Pakistan initially consisted of two wings 2,000km (1,240 miles) apart, but in 1971, East Pakistan gained its independence, with Indian military support. Another new nation, Bangladesh, was born.
Among the loose ends of the independence arrangement was the future of Kashmir, a princely state in the foothills of the Himalayas which had a largely Muslim population. The maharaja, a Hindu, decided his state should become part of India.
Within months, Indian and Pakistani troops were fighting each other for control of Kashmir.
The complex conflict remains unresolved and, more than any other issue, has bedevilled relations between the two countries.
India also accuses Pakistan of supporting militant organisations which have carried out terrorist-style attacks in Indian cities. Pakistan says India colludes with breakaway movements in areas such as Balochistan.
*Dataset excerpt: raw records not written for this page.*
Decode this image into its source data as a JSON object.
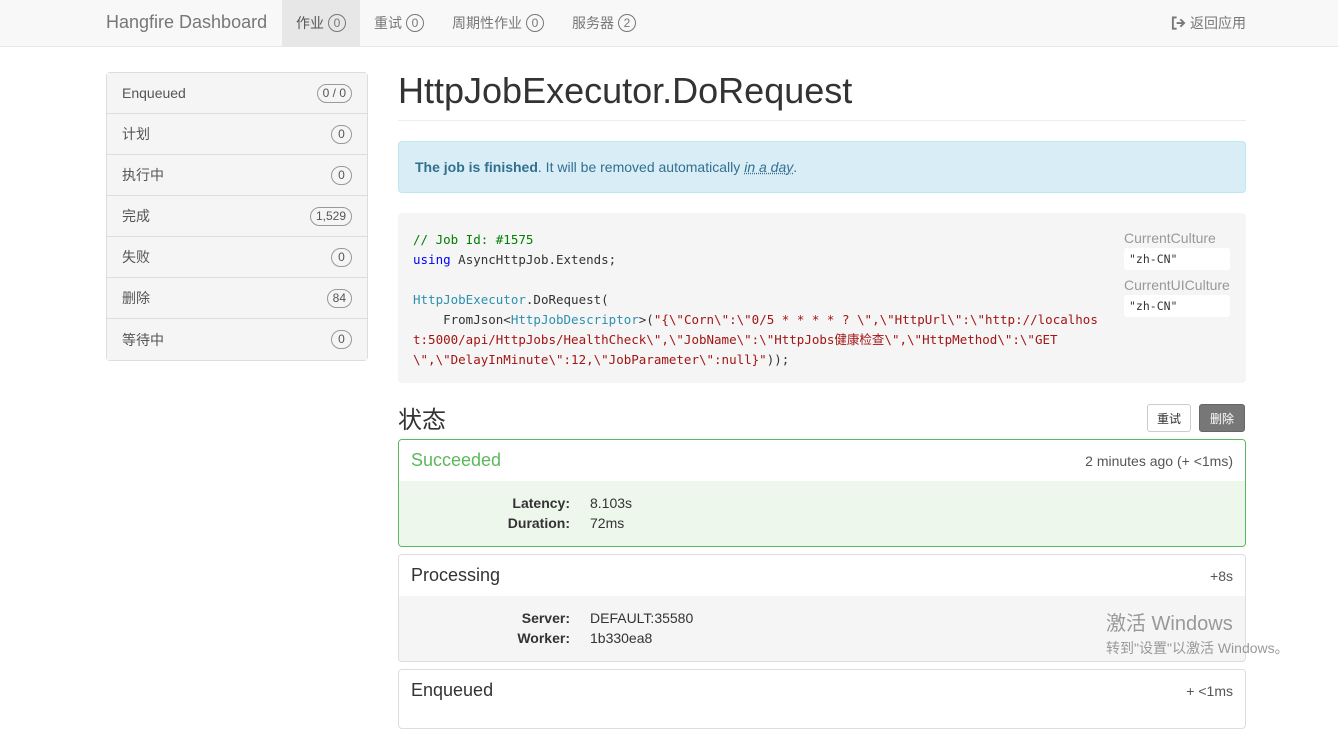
{
  "navbar": {
    "brand": "Hangfire Dashboard",
    "items": [
      {
        "label": "作业",
        "count": "0"
      },
      {
        "label": "重试",
        "count": "0"
      },
      {
        "label": "周期性作业",
        "count": "0"
      },
      {
        "label": "服务器",
        "count": "2"
      }
    ],
    "back_label": "返回应用"
  },
  "sidebar": {
    "items": [
      {
        "label": "Enqueued",
        "count": "0 / 0"
      },
      {
        "label": "计划",
        "count": "0"
      },
      {
        "label": "执行中",
        "count": "0"
      },
      {
        "label": "完成",
        "count": "1,529"
      },
      {
        "label": "失败",
        "count": "0"
      },
      {
        "label": "删除",
        "count": "84"
      },
      {
        "label": "等待中",
        "count": "0"
      }
    ]
  },
  "job": {
    "title": "HttpJobExecutor.DoRequest",
    "alert_bold": "The job is finished",
    "alert_text": ". It will be removed automatically",
    "alert_rel": "in a day",
    "alert_end": "."
  },
  "code": {
    "comment": "// Job Id: #1575",
    "using_kw": "using",
    "using_rest": " AsyncHttpJob.Extends;",
    "call_type": "HttpJobExecutor",
    "call_rest": ".DoRequest(",
    "fromjson": "    FromJson<",
    "descriptor": "HttpJobDescriptor",
    "gt": ">(",
    "str1": "\"{\\\"Corn\\\":\\\"0/5 * * * * ? \\\",\\\"HttpUrl\\\":\\\"http://localhos",
    "str2": "t:5000/api/HttpJobs/HealthCheck\\\",\\\"JobName\\\":\\\"HttpJobs健康检查\\\",\\\"HttpMethod\\\":\\\"GET",
    "str3": "\\\",\\\"DelayInMinute\\\":12,\\\"JobParameter\\\":null}\"",
    "end3": "));"
  },
  "culture": {
    "current_culture_label": "CurrentCulture",
    "current_culture_value": "\"zh-CN\"",
    "current_ui_culture_label": "CurrentUICulture",
    "current_ui_culture_value": "\"zh-CN\""
  },
  "state": {
    "title": "状态",
    "retry_label": "重试",
    "delete_label": "删除"
  },
  "history": [
    {
      "name": "Succeeded",
      "time": "2 minutes ago (+ <1ms)",
      "fields": [
        {
          "key": "Latency:",
          "value": "8.103s"
        },
        {
          "key": "Duration:",
          "value": "72ms"
        }
      ]
    },
    {
      "name": "Processing",
      "time": "+8s",
      "fields": [
        {
          "key": "Server:",
          "value": "DEFAULT:35580"
        },
        {
          "key": "Worker:",
          "value": "1b330ea8"
        }
      ]
    },
    {
      "name": "Enqueued",
      "time": "+ <1ms"
    }
  ],
  "watermark": {
    "title": "激活 Windows",
    "subtitle": "转到\"设置\"以激活 Windows。"
  },
  "colors": {
    "success": "#5cb85c",
    "info_bg": "#d9edf7",
    "info_text": "#31708f"
  }
}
The political leaders of the two countries have met from time to time. There have been occasional hopes of a breakthrough in relations but, at the moment, relations are distinctly frosty.
The consequences have been far-reaching.
India has much more trade with countries such as Nigeria, Belgium or South Africa than with its neighbour to the west.
Although India’s phenomenally successful Hindi-language film industry – known as Bollywood – is hugely popular in Pakistan, and Pakistan’s TV soaps are eagerly watched in India, cultural links are fragile.
When tensions rise, which they do regularly, every aspect of relations suffers.
Just a few months ago, one of India’s leading film directors Karan Johar felt obliged to promise that he would never again cast a Pakistani actor in one of his movies.
The two countries are not well informed about what is happening on the other side of the border. No major Indian or Pakistani news organisation currently has a correspondent in the other country’s capital.
For both Indians and Pakistanis, travelling to the other country is not easy – even if it is to visit family.
It is not the difficulty of getting a visa or the lack of direct flights between the two capital cities. There are very few air links between the two countries at all.
Despite a lengthy shared border, India and Pakistan have hardly any border crossings.
In Pakistan, the army and its intelligence wing are by far the most powerful institutions – and the country has had repeated spells of military rule.
The abiding sense of a military threat from its much larger neighbour has – many feel – boosted the power of the armed forces and hindered the development of a mature democracy.
Pakistan has a population of about 200 million – mostly Muslims. India has almost 1,300 million citizens and about one in seven follow Islam. There are almost as many Indian Muslims as Pakistani Muslims.
One projection suggests that by 2050, India will overtake Indonesia to become the country with the world’s biggest Muslim population. But Muslims are under-represented in India’s parliament and many other areas of public life.
Some observers believe the perception – however unfair – that Indian Muslims sympathise with Pakistan has fed prejudice and discrimination.
The pride that almost all Indians and Pakistanis feel about their nation is self-evident. Patriotism is a powerful force in both countries.
It is on public display every time they play each other at cricket. But both have been unable to overcome the legacy of the tragedy which accompanied what should have been their finest moment 70 years ago.
And the result of their most recent tussle on the cricket pitch? Well, for the record, Pakistan won a surprise – and emphatic – victory.
Some in India were gracious in defeat. But on social media, and some sections of India’s news media, there was anger and anguish – losing face to your old rival remains, for many, almost too painful to endure.
About this piece
This analysis was commissioned by the BBC from an expert working for an outside organisation.
Dr Andrew Whitehead is a former BBC India correspondent. He is the author of a book about Kashmir in 1947 and is currently honorary professor at the University of Nottingham.